Component data from apps and pages:

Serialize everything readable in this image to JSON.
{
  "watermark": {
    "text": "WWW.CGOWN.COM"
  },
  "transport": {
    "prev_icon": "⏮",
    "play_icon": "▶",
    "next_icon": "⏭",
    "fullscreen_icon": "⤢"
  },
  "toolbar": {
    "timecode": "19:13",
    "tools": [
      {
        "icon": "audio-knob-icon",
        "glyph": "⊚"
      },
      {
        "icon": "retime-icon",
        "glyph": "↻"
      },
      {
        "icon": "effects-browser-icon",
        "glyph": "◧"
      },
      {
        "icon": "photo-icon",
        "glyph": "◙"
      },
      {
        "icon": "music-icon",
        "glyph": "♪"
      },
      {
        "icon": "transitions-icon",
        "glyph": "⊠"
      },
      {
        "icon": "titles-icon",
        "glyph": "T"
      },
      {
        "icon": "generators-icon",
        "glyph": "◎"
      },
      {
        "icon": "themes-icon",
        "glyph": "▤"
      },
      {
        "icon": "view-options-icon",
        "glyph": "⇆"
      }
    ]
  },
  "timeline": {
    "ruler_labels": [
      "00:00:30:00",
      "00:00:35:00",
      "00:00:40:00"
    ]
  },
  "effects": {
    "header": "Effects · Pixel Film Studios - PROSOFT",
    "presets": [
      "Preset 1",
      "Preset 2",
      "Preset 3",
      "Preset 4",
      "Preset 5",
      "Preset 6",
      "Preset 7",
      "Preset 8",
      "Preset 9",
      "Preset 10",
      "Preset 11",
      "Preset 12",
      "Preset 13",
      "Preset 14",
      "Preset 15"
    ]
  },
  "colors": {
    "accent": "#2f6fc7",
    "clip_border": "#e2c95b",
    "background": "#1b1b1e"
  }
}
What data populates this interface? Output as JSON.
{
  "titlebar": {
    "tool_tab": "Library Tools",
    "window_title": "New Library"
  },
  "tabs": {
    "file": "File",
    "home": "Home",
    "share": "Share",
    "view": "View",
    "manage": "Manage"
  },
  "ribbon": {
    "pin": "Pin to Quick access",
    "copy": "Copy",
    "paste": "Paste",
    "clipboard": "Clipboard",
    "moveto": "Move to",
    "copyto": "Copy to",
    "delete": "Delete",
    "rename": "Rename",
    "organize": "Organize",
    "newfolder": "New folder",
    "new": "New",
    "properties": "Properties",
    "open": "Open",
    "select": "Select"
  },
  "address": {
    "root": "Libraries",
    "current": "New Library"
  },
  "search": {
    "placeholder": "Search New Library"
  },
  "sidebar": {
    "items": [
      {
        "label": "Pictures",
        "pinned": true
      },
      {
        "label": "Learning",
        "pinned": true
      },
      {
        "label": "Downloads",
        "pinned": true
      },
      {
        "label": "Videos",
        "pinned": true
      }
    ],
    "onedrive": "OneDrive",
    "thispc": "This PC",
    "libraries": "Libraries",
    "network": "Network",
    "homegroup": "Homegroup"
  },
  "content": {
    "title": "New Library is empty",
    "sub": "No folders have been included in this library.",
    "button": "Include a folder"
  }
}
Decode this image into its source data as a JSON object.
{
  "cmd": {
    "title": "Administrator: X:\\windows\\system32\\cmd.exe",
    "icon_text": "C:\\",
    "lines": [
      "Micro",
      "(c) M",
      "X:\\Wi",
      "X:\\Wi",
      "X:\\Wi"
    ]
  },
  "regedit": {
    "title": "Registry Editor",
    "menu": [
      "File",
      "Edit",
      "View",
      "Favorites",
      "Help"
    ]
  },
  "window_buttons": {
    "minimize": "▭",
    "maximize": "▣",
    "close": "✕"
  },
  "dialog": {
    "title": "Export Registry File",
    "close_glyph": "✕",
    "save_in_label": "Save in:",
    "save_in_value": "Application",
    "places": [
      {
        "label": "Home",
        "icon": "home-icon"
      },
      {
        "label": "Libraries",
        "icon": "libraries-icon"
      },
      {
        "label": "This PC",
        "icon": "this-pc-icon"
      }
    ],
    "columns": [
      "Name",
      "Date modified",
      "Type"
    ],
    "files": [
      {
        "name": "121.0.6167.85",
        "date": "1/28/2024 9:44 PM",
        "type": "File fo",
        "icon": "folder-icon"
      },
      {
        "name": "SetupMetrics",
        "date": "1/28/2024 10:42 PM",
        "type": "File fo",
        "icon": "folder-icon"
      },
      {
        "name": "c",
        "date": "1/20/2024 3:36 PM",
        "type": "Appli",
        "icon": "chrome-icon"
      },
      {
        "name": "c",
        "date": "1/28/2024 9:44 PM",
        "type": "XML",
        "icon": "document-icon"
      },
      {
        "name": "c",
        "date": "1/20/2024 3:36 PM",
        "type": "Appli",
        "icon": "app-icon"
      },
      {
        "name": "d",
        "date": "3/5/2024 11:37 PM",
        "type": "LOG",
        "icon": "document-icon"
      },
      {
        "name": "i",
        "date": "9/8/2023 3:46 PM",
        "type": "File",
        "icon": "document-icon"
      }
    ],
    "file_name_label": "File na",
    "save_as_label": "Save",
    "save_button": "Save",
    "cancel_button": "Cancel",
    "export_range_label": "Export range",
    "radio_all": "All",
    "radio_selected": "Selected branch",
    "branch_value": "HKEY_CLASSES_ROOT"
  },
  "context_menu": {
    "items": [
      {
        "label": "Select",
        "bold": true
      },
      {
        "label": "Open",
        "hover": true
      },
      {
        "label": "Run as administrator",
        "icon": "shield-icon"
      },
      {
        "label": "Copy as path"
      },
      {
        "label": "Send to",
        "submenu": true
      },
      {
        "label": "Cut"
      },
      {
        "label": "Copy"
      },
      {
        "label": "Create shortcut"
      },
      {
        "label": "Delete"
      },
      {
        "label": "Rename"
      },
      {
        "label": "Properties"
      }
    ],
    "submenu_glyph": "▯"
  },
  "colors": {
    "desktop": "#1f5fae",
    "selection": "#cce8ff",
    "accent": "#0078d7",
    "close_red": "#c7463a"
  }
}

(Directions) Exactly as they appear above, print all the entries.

(Task result)
Serialize everything readable in this image to JSON.
{
  "watermark": {
    "text": "WWW.CGOWN.COM"
  },
  "transport": {
    "prev_icon": "⏮",
    "play_icon": "▶",
    "next_icon": "⏭",
    "fullscreen_icon": "⤢"
  },
  "toolbar": {
    "timecode": "19:13",
    "tools": [
      {
        "icon": "audio-knob-icon",
        "glyph": "⊚"
      },
      {
        "icon": "retime-icon",
        "glyph": "↻"
      },
      {
        "icon": "effects-browser-icon",
        "glyph": "◧"
      },
      {
        "icon": "photo-icon",
        "glyph": "◙"
      },
      {
        "icon": "music-icon",
        "glyph": "♪"
      },
      {
        "icon": "transitions-icon",
        "glyph": "⊠"
      },
      {
        "icon": "titles-icon",
        "glyph": "T"
      },
      {
        "icon": "generators-icon",
        "glyph": "◎"
      },
      {
        "icon": "themes-icon",
        "glyph": "▤"
      },
      {
        "icon": "view-options-icon",
        "glyph": "⇆"
      }
    ]
  },
  "timeline": {
    "ruler_labels": [
      "00:00:30:00",
      "00:00:35:00",
      "00:00:40:00"
    ]
  },
  "effects": {
    "header": "Effects · Pixel Film Studios - PROSOFT",
    "presets": [
      "Preset 1",
      "Preset 2",
      "Preset 3",
      "Preset 4",
      "Preset 5",
      "Preset 6",
      "Preset 7",
      "Preset 8",
      "Preset 9",
      "Preset 10",
      "Preset 11",
      "Preset 12",
      "Preset 13",
      "Preset 14",
      "Preset 15"
    ]
  },
  "colors": {
    "accent": "#2f6fc7",
    "clip_border": "#e2c95b",
    "background": "#1b1b1e"
  }
}
What data populates this interface? Output as JSON.
{
  "titlebar": {
    "tool_tab": "Library Tools",
    "window_title": "New Library"
  },
  "tabs": {
    "file": "File",
    "home": "Home",
    "share": "Share",
    "view": "View",
    "manage": "Manage"
  },
  "ribbon": {
    "pin": "Pin to Quick access",
    "copy": "Copy",
    "paste": "Paste",
    "clipboard": "Clipboard",
    "moveto": "Move to",
    "copyto": "Copy to",
    "delete": "Delete",
    "rename": "Rename",
    "organize": "Organize",
    "newfolder": "New folder",
    "new": "New",
    "properties": "Properties",
    "open": "Open",
    "select": "Select"
  },
  "address": {
    "root": "Libraries",
    "current": "New Library"
  },
  "search": {
    "placeholder": "Search New Library"
  },
  "sidebar": {
    "items": [
      {
        "label": "Pictures",
        "pinned": true
      },
      {
        "label": "Learning",
        "pinned": true
      },
      {
        "label": "Downloads",
        "pinned": true
      },
      {
        "label": "Videos",
        "pinned": true
      }
    ],
    "onedrive": "OneDrive",
    "thispc": "This PC",
    "libraries": "Libraries",
    "network": "Network",
    "homegroup": "Homegroup"
  },
  "content": {
    "title": "New Library is empty",
    "sub": "No folders have been included in this library.",
    "button": "Include a folder"
  }
}
Decode this image into its source data as a JSON object.
{
  "cmd": {
    "title": "Administrator: X:\\windows\\system32\\cmd.exe",
    "icon_text": "C:\\",
    "lines": [
      "Micro",
      "(c) M",
      "X:\\Wi",
      "X:\\Wi",
      "X:\\Wi"
    ]
  },
  "regedit": {
    "title": "Registry Editor",
    "menu": [
      "File",
      "Edit",
      "View",
      "Favorites",
      "Help"
    ]
  },
  "window_buttons": {
    "minimize": "▭",
    "maximize": "▣",
    "close": "✕"
  },
  "dialog": {
    "title": "Export Registry File",
    "close_glyph": "✕",
    "save_in_label": "Save in:",
    "save_in_value": "Application",
    "places": [
      {
        "label": "Home",
        "icon": "home-icon"
      },
      {
        "label": "Libraries",
        "icon": "libraries-icon"
      },
      {
        "label": "This PC",
        "icon": "this-pc-icon"
      }
    ],
    "columns": [
      "Name",
      "Date modified",
      "Type"
    ],
    "files": [
      {
        "name": "121.0.6167.85",
        "date": "1/28/2024 9:44 PM",
        "type": "File fo",
        "icon": "folder-icon"
      },
      {
        "name": "SetupMetrics",
        "date": "1/28/2024 10:42 PM",
        "type": "File fo",
        "icon": "folder-icon"
      },
      {
        "name": "c",
        "date": "1/20/2024 3:36 PM",
        "type": "Appli",
        "icon": "chrome-icon"
      },
      {
        "name": "c",
        "date": "1/28/2024 9:44 PM",
        "type": "XML",
        "icon": "document-icon"
      },
      {
        "name": "c",
        "date": "1/20/2024 3:36 PM",
        "type": "Appli",
        "icon": "app-icon"
      },
      {
        "name": "d",
        "date": "3/5/2024 11:37 PM",
        "type": "LOG",
        "icon": "document-icon"
      },
      {
        "name": "i",
        "date": "9/8/2023 3:46 PM",
        "type": "File",
        "icon": "document-icon"
      }
    ],
    "file_name_label": "File na",
    "save_as_label": "Save",
    "save_button": "Save",
    "cancel_button": "Cancel",
    "export_range_label": "Export range",
    "radio_all": "All",
    "radio_selected": "Selected branch",
    "branch_value": "HKEY_CLASSES_ROOT"
  },
  "context_menu": {
    "items": [
      {
        "label": "Select",
        "bold": true
      },
      {
        "label": "Open",
        "hover": true
      },
      {
        "label": "Run as administrator",
        "icon": "shield-icon"
      },
      {
        "label": "Copy as path"
      },
      {
        "label": "Send to",
        "submenu": true
      },
      {
        "label": "Cut"
      },
      {
        "label": "Copy"
      },
      {
        "label": "Create shortcut"
      },
      {
        "label": "Delete"
      },
      {
        "label": "Rename"
      },
      {
        "label": "Properties"
      }
    ],
    "submenu_glyph": "▯"
  },
  "colors": {
    "desktop": "#1f5fae",
    "selection": "#cce8ff",
    "accent": "#0078d7",
    "close_red": "#c7463a"
  }
}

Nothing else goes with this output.